                catch (ConnectException ex)
                    Logger.getLogger(POSTRequest.class.getName()).log(Level.SEVERE, null, ex);

                catch (IOException ex) {
                    System.out.println("IOException():" + ex.getMessage());
                    Logger.getLogger(POSTRequest.class.getName()).log(Level.SEVERE, null, ex);

Hopefully my little research helps to people, as URLConnection class is a bit counter-intuitive in some cases thus, when implementing it - one needs to know what's it deals with.

Second reason is: when working with servers - the work with server may fail because of many reasons (connection, dns, firewall, httpresponses, server not being able to accept connection, server not being able to process request timely). Thus it is important to understand how exceptions raised can explain about what's actually happening with the connection.


Calling getInputStream() signals that the client is finished sending it's request, and is ready to receive the response (per HTTP spec). It seems that the URLConnection class has this notion built into it, and must be flush()ing the output stream when the input stream is asked for.

As the other responder noted, you should be able to call flush() yourself to trigger the write.

  • Hi James, thanks for the details regarding HTTP spec. That answer is the along the lines of what I'm looking for. So is it because HTTP spec mandates that there must be a response for their to be a request? Regarding using flush(), you'll see that I tried it and I did not see a request come throug on the other end.
    – John
    Jan 30 '11 at 18:22
  • Also make sure that you get the streams in the correct order, calling flush in the process. Failing to flush after the initial getting will result in the communication headers not being transfered between the parties and, ultimately, a deadlock.
    – pnt
    Jan 30 '11 at 18:25
  • So getOuputStream(), flush(), write(), and finally flush() again?
    – John
    Jan 30 '11 at 18:29

The fundamental reason is that it has to compute a Content-length header automatically (unless you are using chunked or streaming mode). It can't do that until it has seen all the output, and it has to send it before the output, so it has to buffer the output. And it needs a decisive event to know when the last output has actually been written. So it uses getInputStream() for that. At that time it writes the headers including the content-length, then the output, then it starts reading the input.

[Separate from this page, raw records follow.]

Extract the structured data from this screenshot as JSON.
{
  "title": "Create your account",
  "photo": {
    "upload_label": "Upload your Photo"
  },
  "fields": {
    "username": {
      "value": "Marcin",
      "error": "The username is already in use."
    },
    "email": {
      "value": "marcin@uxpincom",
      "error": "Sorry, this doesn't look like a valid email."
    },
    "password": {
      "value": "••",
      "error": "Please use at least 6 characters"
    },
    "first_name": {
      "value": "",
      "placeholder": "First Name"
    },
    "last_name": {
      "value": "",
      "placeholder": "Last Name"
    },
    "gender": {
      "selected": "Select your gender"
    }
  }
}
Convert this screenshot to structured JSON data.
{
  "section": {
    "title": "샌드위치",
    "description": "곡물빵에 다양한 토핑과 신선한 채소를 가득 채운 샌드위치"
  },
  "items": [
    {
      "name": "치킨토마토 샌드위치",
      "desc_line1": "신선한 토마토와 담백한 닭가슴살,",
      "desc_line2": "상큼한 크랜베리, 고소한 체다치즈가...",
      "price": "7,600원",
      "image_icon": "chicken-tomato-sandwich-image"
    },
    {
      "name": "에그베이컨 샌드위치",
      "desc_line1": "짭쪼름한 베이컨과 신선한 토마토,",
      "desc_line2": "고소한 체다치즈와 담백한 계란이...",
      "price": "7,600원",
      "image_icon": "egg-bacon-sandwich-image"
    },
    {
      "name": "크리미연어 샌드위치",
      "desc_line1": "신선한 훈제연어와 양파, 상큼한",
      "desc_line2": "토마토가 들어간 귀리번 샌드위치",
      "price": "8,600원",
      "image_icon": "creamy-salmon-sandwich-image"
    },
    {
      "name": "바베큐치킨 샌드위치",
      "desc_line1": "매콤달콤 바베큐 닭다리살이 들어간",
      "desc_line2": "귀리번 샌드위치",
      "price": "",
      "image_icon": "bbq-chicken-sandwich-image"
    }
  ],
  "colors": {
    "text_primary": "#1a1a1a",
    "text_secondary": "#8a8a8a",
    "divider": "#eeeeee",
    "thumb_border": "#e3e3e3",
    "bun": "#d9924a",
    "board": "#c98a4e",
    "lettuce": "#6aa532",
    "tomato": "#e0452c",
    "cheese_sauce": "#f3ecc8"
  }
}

  • It doesn't have to compute Content-Length automatically. You can call setFixedLengthStreamingMode to give it the length. Internal buffering will then be disabled.
    – vocaro
    Dec 13 '11 at 9:48
  • @vocaro agreed but the OP isn't doing that, which is the case I addressed, and which explains the behaviour he is seeing.
    – user207421
    Dec 13 '11 at 9:50
  • 1
    Wouldn't closing the output stream also do this, so that calling getInputStream wouldn't be necessary? Aug 15 '12 at 16:21

(Repost from your first question. Shameless self-plug) Don't fiddle around with URLConnection yourself, let Resty handle it.

Here's the code you would need to write (I assume you are getting text back):

import static us.monoid.web.Resty.*;
import us.monoid.web.Resty;  
new Resty().text(TEST_URL, content("HELLO WORLD")).toString();

Your Answer

By clicking “Post Your Answer”, you agree to our terms of service, privacy policy and cookie policy

Not the answer you're looking for? Browse other questions tagged or ask your own question.